When Call of Duty: Black Ops 4 announced Blackout — the franchise’s battle royale mode — it seemed like a late-breaking entry into an already aging trend. With Playerunknown’s Battlegrounds having entered and left the spotlight within a year (and taken over by Fortnite as the seemingly most popular thing in existence), Blackout seemed like a needless addition.
Despite reaching what seemed like the end of my rope with battle royale games, having sunk hundreds of hours into PUBG and Fortnite, I’m now back in. And I never expected a Call of Duty game to be the one to recapture the magic for me.
The 100-person fights of battle royale modes were the most exciting thing in the world to me in 2017, but after winning some chicken dinners — and losing hundreds of others — that catchy tune began to bore me, not move me to my feet. By the time Fortnite came around, I was so tired of the whole concept that I couldn’t be bothered to spend much time inside the goofy, charming world.
With Call of Duty: Black Ops 4, I entered with the intention of playing a lot of the returning Zombies mode, as well as some multiplayer. Instead, I’ve spent more time in Blackout than both of those other modes combined. It removes the tedium of fighting the game’s controls and systems, and just lets me hunt people — my favorite part of battle royale.

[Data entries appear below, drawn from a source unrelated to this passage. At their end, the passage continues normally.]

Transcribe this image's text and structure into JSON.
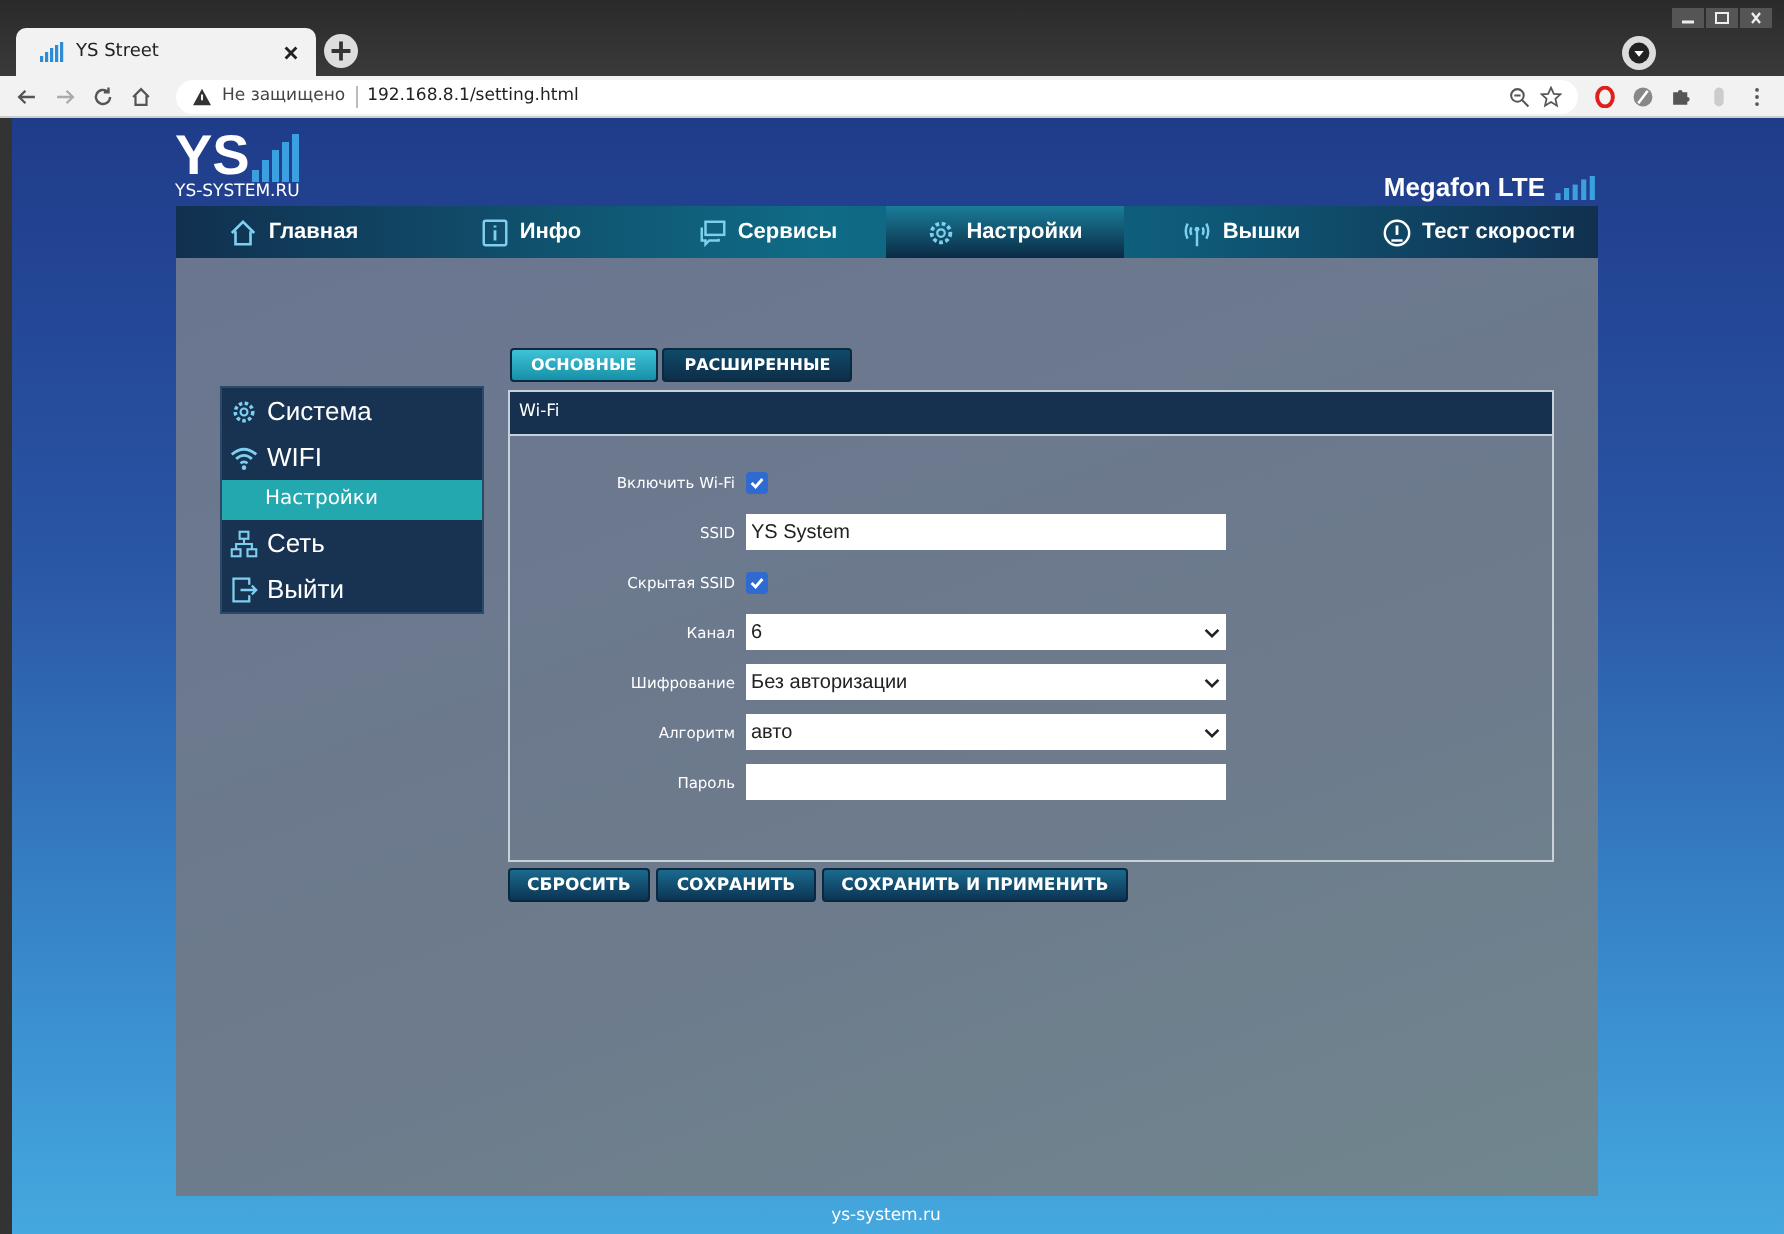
{
  "browser": {
    "tab_title": "YS Street",
    "security": "Не защищено",
    "url": "192.168.8.1/setting.html"
  },
  "header": {
    "logo": "YS",
    "logo_sub": "YS-SYSTEM.RU",
    "operator": "Megafon LTE"
  },
  "nav": [
    {
      "label": "Главная",
      "selected": false
    },
    {
      "label": "Инфо",
      "selected": false
    },
    {
      "label": "Сервисы",
      "selected": false
    },
    {
      "label": "Настройки",
      "selected": true
    },
    {
      "label": "Вышки",
      "selected": false
    },
    {
      "label": "Тест скорости",
      "selected": false
    }
  ],
  "sidebar": {
    "items": [
      {
        "label": "Система",
        "selected": false
      },
      {
        "label": "WIFI",
        "selected": false,
        "children": [
          {
            "label": "Настройки",
            "selected": true
          }
        ]
      },
      {
        "label": "Сеть",
        "selected": false
      },
      {
        "label": "Выйти",
        "selected": false
      }
    ]
  },
  "tabs": [
    {
      "label": "ОСНОВНЫЕ",
      "selected": true
    },
    {
      "label": "РАСШИРЕННЫЕ",
      "selected": false
    }
  ],
  "panel": {
    "title": "Wi-Fi",
    "fields": [
      {
        "kind": "checkbox",
        "label": "Включить Wi-Fi",
        "checked": true
      },
      {
        "kind": "text",
        "label": "SSID",
        "value": "YS System"
      },
      {
        "kind": "checkbox",
        "label": "Скрытая SSID",
        "checked": true
      },
      {
        "kind": "select",
        "label": "Канал",
        "value": "6"
      },
      {
        "kind": "select",
        "label": "Шифрование",
        "value": "Без авторизации"
      },
      {
        "kind": "select",
        "label": "Алгоритм",
        "value": "авто"
      },
      {
        "kind": "text",
        "label": "Пароль"
      }
    ]
  },
  "buttons": [
    "СБРОСИТЬ",
    "СОХРАНИТЬ",
    "СОХРАНИТЬ И ПРИМЕНИТЬ"
  ],
  "footer": "ys-system.ru"
}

Other battle royale games — and there are just so many now — have shown that the game type itself is fun enough to create a massive success. Turns out, jumping out of some kind of sky receptacle, plummeting to the earth and then spending the next 30 minutes trying to waste 99 other human beings to prove you’re the best is satisfying. But none of them — not even Fortnite — have felt smooth to play and shoot.
Blackout doesn’t really re-invent the wheel of its genre. Instead, it’s like a standard Call of Duty game on the biggest scale imaginable. The way you mantle, run and even grapple all feel similar to what you find in the game’s fast-paced multiplayer modes. Through years of fine-tuning and spending unimaginable amounts of money, Treyarch has developed crafted movement that feels fabulous — like you’re in perfect control of every action.
When I started playing games like PUBG and Fortnite, I spent just as much time fighting the controls as I did learning the map. Blackout removes that step. From the start, I feel responsible for every kill and every loss — and that kind of agency is exactly what I want from a battle royale game.
I no longer feel the tedium of dropping into the same situation over and over again anymore, and the battle against the controls is no longer part of my mission. When I lose in Blackout, I’m excited to drop again, not hoping someone in my squad will have to call it quits for the night and give me an easy way out.
The best thing I can say about Blackout is that it reminds me of all the fun I had playing PUBG in the game’s opening months, when it felt fresh and exciting. Over the past year, I’ve grown cynical about that game, though, because of the holes that continued to peek through and grow larger. It may be early on, but I don’t think Blackout will suffer that same fate. I thought I was past battle royale — that the last year was enough for me. But Blackout has pulled me back in, and suddenly it feels like I never left.